As a platform intended to promote international cooperation, peace and human rights, the United Nations bears significant responsibility. However, to those who closely follow the organization, it is clear that the U.N. has a consistent bias against Israel that undermines its credibility and ability to foster global harmony.
This bias was thrust into the spotlight once again on Sept. 20 when Israel’s Ambassador to the U.N. Gilad Erdan peacefully protested a speech by Iran’s President Ebrahim Raisi. During the speech, Erdan held up a picture of Mahsa Amini, an innocent Iranian woman murdered by Iran’s “morality police” for allegedly wearing a hijab improperly. Amini’s death set off a wave of protests against Raisi’s theocratic regime.
After Erdan’s protest, he attempted to leave the hall. The U.N. Police promptly put their hands on him and physically escorted him out. The U.N. should be ashamed of itself.
This appalling event is a teachable moment, an opportunity to revisit the U.N.’s record of open hostility towards Israel.
First, there is the U.N.’s disproportionate focus on Israel’s actions compared to those of other nations. The U.N.’s obsession with passing resolutions condemning Israel, often by an overwhelming majority, while turning a blind eye to other nations with far more egregious records, is deeply troubling. While criticism of Israel is certainly valid when warranted, the disproportionate attention it receives suggests a political agenda at work.
The United Nations Human Rights Council (UNHRC) is a notorious example of such bias. Since its inception, the UNHRC has adopted more resolutions condemning Israel than any other country in the world. At the same time, critics have pointed out that the UNHRC has failed to adequately address severe human rights violations in countries such as China, Russia, Iran and North Korea. This inconsistency raises questions about the U.N.’s commitment to impartiality and its ability to address global human rights abuses effectively.
Another issue is the U.N.’s tendency to label Israeli self-defense as aggression. Israel, like any sovereign nation, has the right to defend itself from threats and attacks. The U.N.’s failure to acknowledge the complex security challenges facing Israel, including constant terrorist threats from groups like Hamas and Hezbollah, is a glaring omission that undermines the organization’s credibility.
It’s important to note that criticism of the U.N.’s treatment of Israel is not an attempt to shield Israel from accountability. Israel, like any other nation, should be held responsible for its actions when and if they violate international law or human rights standards. However, the U.N.’s approach must be consistent and fair, applying the same standards to all member states.

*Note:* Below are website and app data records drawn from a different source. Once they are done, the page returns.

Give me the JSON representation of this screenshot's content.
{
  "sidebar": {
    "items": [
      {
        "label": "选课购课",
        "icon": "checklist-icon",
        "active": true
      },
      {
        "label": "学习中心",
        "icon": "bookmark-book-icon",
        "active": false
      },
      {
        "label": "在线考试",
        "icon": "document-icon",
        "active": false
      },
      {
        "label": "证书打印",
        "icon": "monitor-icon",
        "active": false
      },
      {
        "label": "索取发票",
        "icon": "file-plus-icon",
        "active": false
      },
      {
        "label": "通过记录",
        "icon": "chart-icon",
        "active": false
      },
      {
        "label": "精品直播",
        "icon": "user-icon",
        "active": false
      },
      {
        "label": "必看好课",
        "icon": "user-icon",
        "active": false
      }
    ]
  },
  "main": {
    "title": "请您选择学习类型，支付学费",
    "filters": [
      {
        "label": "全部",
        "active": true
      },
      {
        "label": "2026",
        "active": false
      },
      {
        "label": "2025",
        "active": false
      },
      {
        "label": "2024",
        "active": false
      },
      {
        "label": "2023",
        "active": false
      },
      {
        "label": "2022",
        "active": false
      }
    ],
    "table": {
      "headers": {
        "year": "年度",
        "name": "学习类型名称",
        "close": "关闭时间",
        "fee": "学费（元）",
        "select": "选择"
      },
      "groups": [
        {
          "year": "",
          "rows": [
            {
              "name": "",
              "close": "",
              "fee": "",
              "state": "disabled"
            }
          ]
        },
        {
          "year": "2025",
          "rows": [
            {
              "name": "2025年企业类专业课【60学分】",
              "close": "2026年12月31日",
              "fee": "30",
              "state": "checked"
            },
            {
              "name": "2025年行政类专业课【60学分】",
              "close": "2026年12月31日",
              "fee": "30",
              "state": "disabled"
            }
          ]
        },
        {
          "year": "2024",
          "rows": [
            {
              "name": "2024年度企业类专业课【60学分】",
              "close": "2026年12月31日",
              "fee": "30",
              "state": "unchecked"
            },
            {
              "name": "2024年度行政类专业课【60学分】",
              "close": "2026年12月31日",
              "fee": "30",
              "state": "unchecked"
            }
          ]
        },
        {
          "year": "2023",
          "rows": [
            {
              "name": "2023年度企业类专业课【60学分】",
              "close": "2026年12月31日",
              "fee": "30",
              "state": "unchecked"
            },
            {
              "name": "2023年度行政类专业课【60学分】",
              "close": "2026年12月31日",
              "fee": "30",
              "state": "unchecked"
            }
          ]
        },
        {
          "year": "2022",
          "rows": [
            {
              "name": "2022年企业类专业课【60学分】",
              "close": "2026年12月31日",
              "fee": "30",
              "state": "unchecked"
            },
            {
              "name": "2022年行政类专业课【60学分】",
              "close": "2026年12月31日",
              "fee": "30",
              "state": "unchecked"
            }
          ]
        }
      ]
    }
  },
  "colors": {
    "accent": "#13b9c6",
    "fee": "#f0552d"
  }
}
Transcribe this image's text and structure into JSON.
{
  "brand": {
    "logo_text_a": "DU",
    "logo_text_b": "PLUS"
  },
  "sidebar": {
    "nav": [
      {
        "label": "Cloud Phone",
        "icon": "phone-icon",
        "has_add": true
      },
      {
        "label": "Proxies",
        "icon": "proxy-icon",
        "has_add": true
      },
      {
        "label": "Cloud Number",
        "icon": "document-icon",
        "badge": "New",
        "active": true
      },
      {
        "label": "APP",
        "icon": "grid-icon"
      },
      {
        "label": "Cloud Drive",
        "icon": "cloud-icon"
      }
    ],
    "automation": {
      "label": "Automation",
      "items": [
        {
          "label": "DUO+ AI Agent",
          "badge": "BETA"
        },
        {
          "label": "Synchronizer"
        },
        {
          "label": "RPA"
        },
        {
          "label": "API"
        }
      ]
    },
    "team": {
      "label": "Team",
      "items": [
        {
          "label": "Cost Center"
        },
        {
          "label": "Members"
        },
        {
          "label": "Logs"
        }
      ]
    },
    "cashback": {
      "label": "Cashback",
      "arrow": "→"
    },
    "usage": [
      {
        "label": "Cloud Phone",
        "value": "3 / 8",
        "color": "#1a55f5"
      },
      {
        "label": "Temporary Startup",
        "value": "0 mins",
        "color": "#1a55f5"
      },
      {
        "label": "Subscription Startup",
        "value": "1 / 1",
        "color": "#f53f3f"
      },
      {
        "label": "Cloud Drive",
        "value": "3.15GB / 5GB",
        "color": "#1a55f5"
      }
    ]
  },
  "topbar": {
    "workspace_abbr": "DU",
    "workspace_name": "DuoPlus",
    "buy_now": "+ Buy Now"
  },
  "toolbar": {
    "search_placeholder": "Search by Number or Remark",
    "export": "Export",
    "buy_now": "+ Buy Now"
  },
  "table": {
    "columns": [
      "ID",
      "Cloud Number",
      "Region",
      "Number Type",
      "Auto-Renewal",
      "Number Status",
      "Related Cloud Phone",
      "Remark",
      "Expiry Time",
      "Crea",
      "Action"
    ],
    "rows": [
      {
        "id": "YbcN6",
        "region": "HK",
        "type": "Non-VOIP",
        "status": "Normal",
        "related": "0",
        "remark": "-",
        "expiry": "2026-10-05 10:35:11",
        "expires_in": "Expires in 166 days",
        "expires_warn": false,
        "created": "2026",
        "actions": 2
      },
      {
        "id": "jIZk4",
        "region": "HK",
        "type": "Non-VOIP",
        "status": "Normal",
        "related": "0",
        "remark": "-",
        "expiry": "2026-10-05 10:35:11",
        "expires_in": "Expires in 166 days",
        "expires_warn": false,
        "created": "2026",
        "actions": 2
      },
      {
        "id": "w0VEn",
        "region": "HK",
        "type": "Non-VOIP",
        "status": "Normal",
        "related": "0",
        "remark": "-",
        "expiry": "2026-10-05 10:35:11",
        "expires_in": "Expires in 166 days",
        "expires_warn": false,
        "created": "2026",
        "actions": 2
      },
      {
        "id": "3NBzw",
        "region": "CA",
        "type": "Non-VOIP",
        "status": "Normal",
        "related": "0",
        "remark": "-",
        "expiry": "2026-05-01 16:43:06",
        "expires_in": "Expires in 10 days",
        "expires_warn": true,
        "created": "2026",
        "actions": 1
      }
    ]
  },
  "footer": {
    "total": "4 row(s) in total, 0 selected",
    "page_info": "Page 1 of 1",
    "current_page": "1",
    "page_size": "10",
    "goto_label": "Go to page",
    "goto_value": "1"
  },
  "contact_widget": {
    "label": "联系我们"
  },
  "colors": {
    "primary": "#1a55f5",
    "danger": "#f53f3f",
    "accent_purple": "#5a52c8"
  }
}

The U.N.’s appalling treatment of Ambassador Erdan will go down in the history books as the latest chapter in the organization’s long history of obvious bias against the world’s only Jewish state.